Angry protesters in China are calling for Xi Jinping to step down as president in rare shows of dissent that have spread to many cities including Shanghai and Beijing and universities as a result of frustration over the government’s zero-Covid policies.
Around 300 protesters gathered at Middle Urumqi road in Shanghai on Saturday to pay tribute to the victims of a major apartment block fire that killed 10 people in Urumqi on Thursday night. Some social media accounts have suggested residents couldn’t leave their homes during the fire because of Covid-19 control measures.
The Shanghai protesters carried flowers and candles and held signs reading “Urumqi, November 24, those who died rest in peace”, as well as singing the national anthem. But others expressed rare criticism directed towards the government, yelling: “Xi Jinping, step down, Communist Party, step down”, “unlock Xinjiang, unlock China”, “[we] do not want PCR [tests], [we] want freedom” and “press freedom”, according to the account of one demonstrator named Zhao.
Police eventually used pepper spray and brute force to break up the protest. A protester, Zhao, told the Associated Press that officers beat up one of his friends and two others were pepper sprayed. A police official also stamped on his feet when he tried to stop them from detaining his friend.
Another photo from the protest site showed dozens of people carrying blank pieces of paper in a sign of resistance to the ongoing restrictions.

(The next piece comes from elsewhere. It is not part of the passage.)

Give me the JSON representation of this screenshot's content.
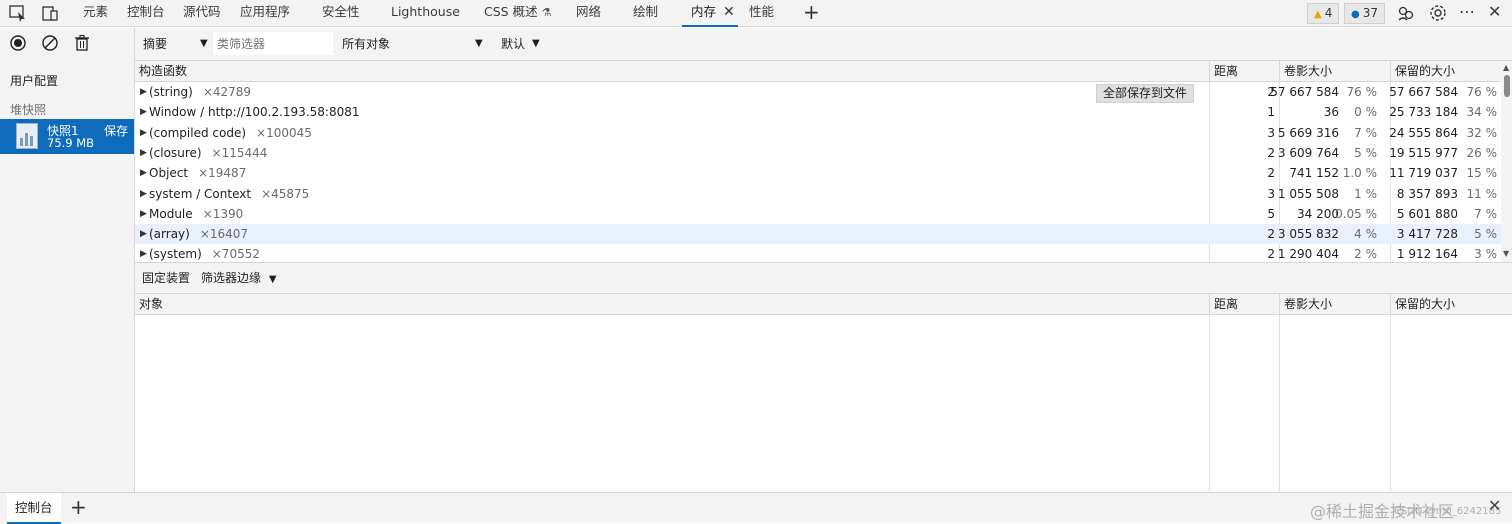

The energy was encouraging, one protester said. An ethnic Uyghur told AP: “Everyone thinks that Chinese people are afraid to come out and protest, that they don’t have any courage. Actually, in my heart, I also thought of this. But then when I went there, I found that the environment was such that everyone was very brave.”

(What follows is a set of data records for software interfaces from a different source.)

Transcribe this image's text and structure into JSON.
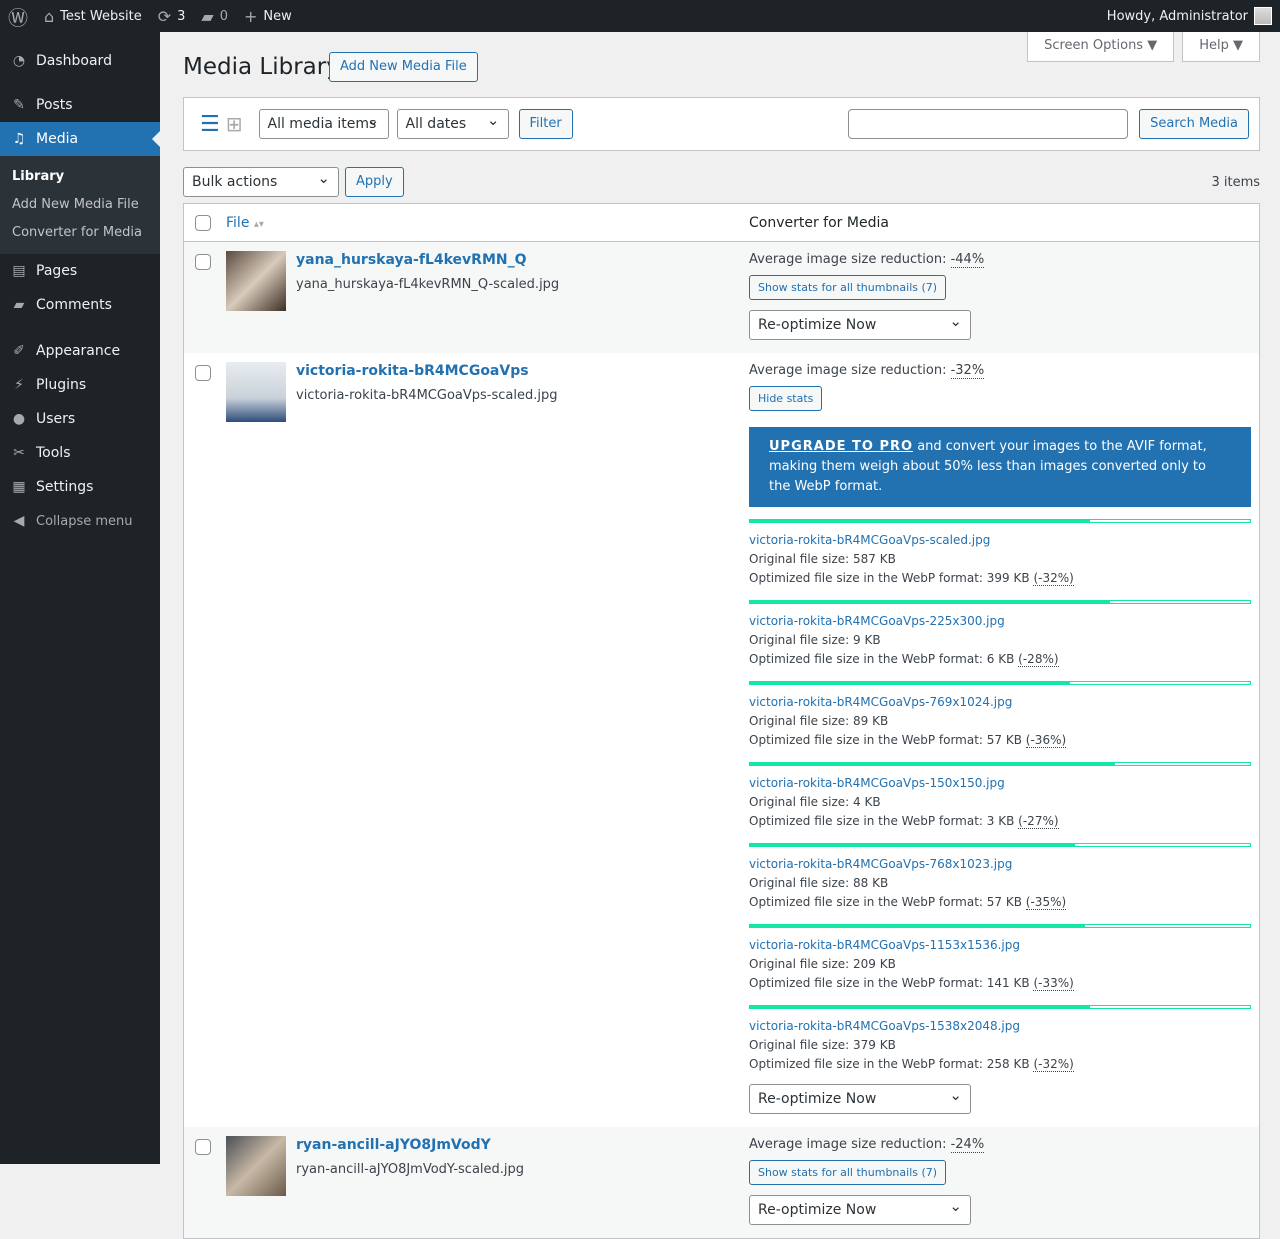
{
  "adminbar": {
    "site": "Test Website",
    "updates": "3",
    "comments": "0",
    "new": "New",
    "howdy": "Howdy, Administrator"
  },
  "menu": {
    "dashboard": "Dashboard",
    "posts": "Posts",
    "media": "Media",
    "sub": [
      "Library",
      "Add New Media File",
      "Converter for Media"
    ],
    "pages": "Pages",
    "comments": "Comments",
    "appearance": "Appearance",
    "plugins": "Plugins",
    "users": "Users",
    "tools": "Tools",
    "settings": "Settings",
    "collapse": "Collapse menu"
  },
  "header": {
    "title": "Media Library",
    "add_new": "Add New Media File",
    "screen_options": "Screen Options ▼",
    "help": "Help ▼"
  },
  "filters": {
    "type": "All media items",
    "dates": "All dates",
    "filter": "Filter",
    "search": "Search Media"
  },
  "bulk": {
    "label": "Bulk actions",
    "apply": "Apply",
    "count": "3 items"
  },
  "columns": {
    "file": "File",
    "converter": "Converter for Media"
  },
  "labels": {
    "avg": "Average image size reduction: ",
    "show": "Show stats for all thumbnails (7)",
    "hide": "Hide stats",
    "reopt": "Re-optimize Now",
    "orig": "Original file size: ",
    "opt": "Optimized file size in the WebP format: ",
    "promo_link": "UPGRADE TO PRO",
    "promo_text": " and convert your images to the AVIF format, making them weigh about 50% less than images converted only to the WebP format."
  },
  "rows": [
    {
      "title": "yana_hurskaya-fL4kevRMN_Q",
      "file": "yana_hurskaya-fL4kevRMN_Q-scaled.jpg",
      "avg": "-44%"
    },
    {
      "title": "victoria-rokita-bR4MCGoaVps",
      "file": "victoria-rokita-bR4MCGoaVps-scaled.jpg",
      "avg": "-32%"
    },
    {
      "title": "ryan-ancill-aJYO8JmVodY",
      "file": "ryan-ancill-aJYO8JmVodY-scaled.jpg",
      "avg": "-24%"
    }
  ],
  "stats": [
    {
      "name": "victoria-rokita-bR4MCGoaVps-scaled.jpg",
      "orig": "587 KB",
      "opt": "399 KB",
      "red": "(-32%)",
      "fill": 0.68
    },
    {
      "name": "victoria-rokita-bR4MCGoaVps-225x300.jpg",
      "orig": "9 KB",
      "opt": "6 KB",
      "red": "(-28%)",
      "fill": 0.72
    },
    {
      "name": "victoria-rokita-bR4MCGoaVps-769x1024.jpg",
      "orig": "89 KB",
      "opt": "57 KB",
      "red": "(-36%)",
      "fill": 0.64
    },
    {
      "name": "victoria-rokita-bR4MCGoaVps-150x150.jpg",
      "orig": "4 KB",
      "opt": "3 KB",
      "red": "(-27%)",
      "fill": 0.73
    },
    {
      "name": "victoria-rokita-bR4MCGoaVps-768x1023.jpg",
      "orig": "88 KB",
      "opt": "57 KB",
      "red": "(-35%)",
      "fill": 0.65
    },
    {
      "name": "victoria-rokita-bR4MCGoaVps-1153x1536.jpg",
      "orig": "209 KB",
      "opt": "141 KB",
      "red": "(-33%)",
      "fill": 0.67
    },
    {
      "name": "victoria-rokita-bR4MCGoaVps-1538x2048.jpg",
      "orig": "379 KB",
      "opt": "258 KB",
      "red": "(-32%)",
      "fill": 0.68
    }
  ]
}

A crowdsourced list on social media showed that there were demonstrations in 50 universities. Videos posted that said they were filmed in Nanjing in the east, Guangzhou in the south, Beijing in the north and at least five other cities showed protesters tussling with police in white Hazmat protective suits or dismantling barricades used to seal off neighbourhoods as others cheered and clapped.
China is the only major economy to continue with lockdowns, regular testing and quarantine measures for its citizens in order to fight the pandemic, almost three years after the Covid-19 virus first emerged in China’s Wuhan city.

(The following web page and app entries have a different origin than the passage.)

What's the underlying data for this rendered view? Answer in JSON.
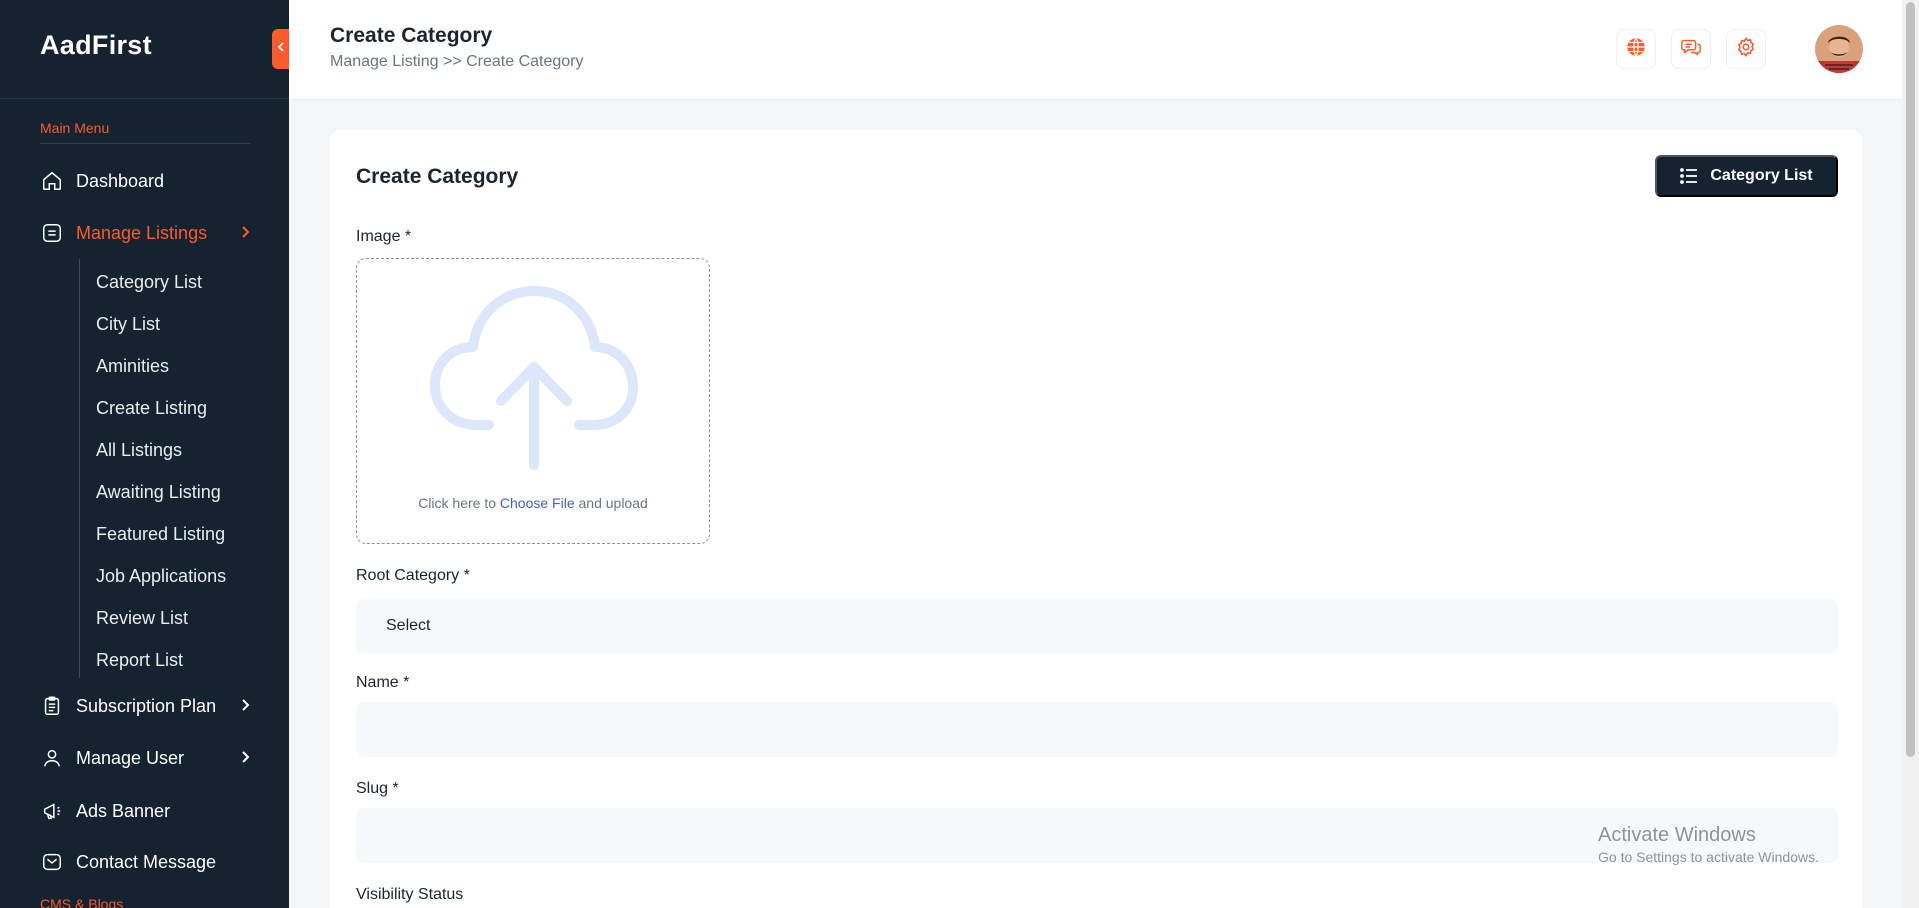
{
  "sidebar": {
    "logo": "AadFirst",
    "main_menu_label": "Main Menu",
    "cms_label": "CMS & Blogs",
    "items": [
      {
        "label": "Dashboard",
        "icon": "home-icon"
      },
      {
        "label": "Manage Listings",
        "icon": "list-box-icon",
        "active": true
      },
      {
        "label": "Subscription Plan",
        "icon": "clipboard-icon"
      },
      {
        "label": "Manage User",
        "icon": "user-icon"
      },
      {
        "label": "Ads Banner",
        "icon": "megaphone-icon"
      },
      {
        "label": "Contact Message",
        "icon": "mail-icon"
      }
    ],
    "submenu": [
      "Category List",
      "City List",
      "Aminities",
      "Create Listing",
      "All Listings",
      "Awaiting Listing",
      "Featured Listing",
      "Job Applications",
      "Review List",
      "Report List"
    ]
  },
  "header": {
    "title": "Create Category",
    "breadcrumb": "Manage Listing >> Create Category",
    "icons": [
      "globe-icon",
      "chat-icon",
      "gear-icon"
    ]
  },
  "form": {
    "card_title": "Create Category",
    "category_list_btn": "Category List",
    "image_label": "Image *",
    "upload_prefix": "Click here to",
    "upload_link": "Choose File",
    "upload_suffix": "and upload",
    "root_category_label": "Root Category *",
    "root_category_value": "Select",
    "name_label": "Name *",
    "slug_label": "Slug *",
    "visibility_label": "Visibility Status"
  },
  "watermark": {
    "line1": "Activate Windows",
    "line2": "Go to Settings to activate Windows."
  },
  "colors": {
    "sidebar_bg": "#14232f",
    "accent": "#fb5b2d",
    "link": "#3f5ed6"
  }
}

Despite growing public unhappiness at the measures, many local authorities are strengthening their Covid restrictions in the face of growing numbers of cases. On Sunday, the country recorded a total of 39,506 new Covid infections – a record high for the fourth day in a row.
Yet for many people concern about the rising cases is secondary to anger at prolonged periods of lockdown, which can be triggered by just a handful of cases reported in any district.
Political scientist Ian Bremmer said that the spiralling protests present the biggest threat to Mr Xi’s rule in China so far. A protester who chanted with the crowd in Shanghai confirmed that people did shout for his removal, public sentiments that were impossible to imagine being chanted a year ago.
There was only a little evidence of the protests on Chinese social media, which is censored by the Communist Party, but some videos have been shared globally via Twitter and Facebook. Exiled artist Ai Weiwei shared videos of the protests on his Instagram page.
There were also peaceful protests held in Urumqi on Friday night to condemn the zero-Covid restrictions prohibiting people from resuming their daily life.
Videos show locals holding the Chinese flag and chanting “open up, open up”, with others shouting and pushing against rows of men in the white whole-body Hazmat suits that local government workers and pandemic-prevention volunteers typically wear.
Officials have denied claims that barricades near the building involved in the Urumqi fire prevented firefighters from effectively tackling the blaze and said that the residents were permitted to leave their homes at the time.
Additional reporting by AP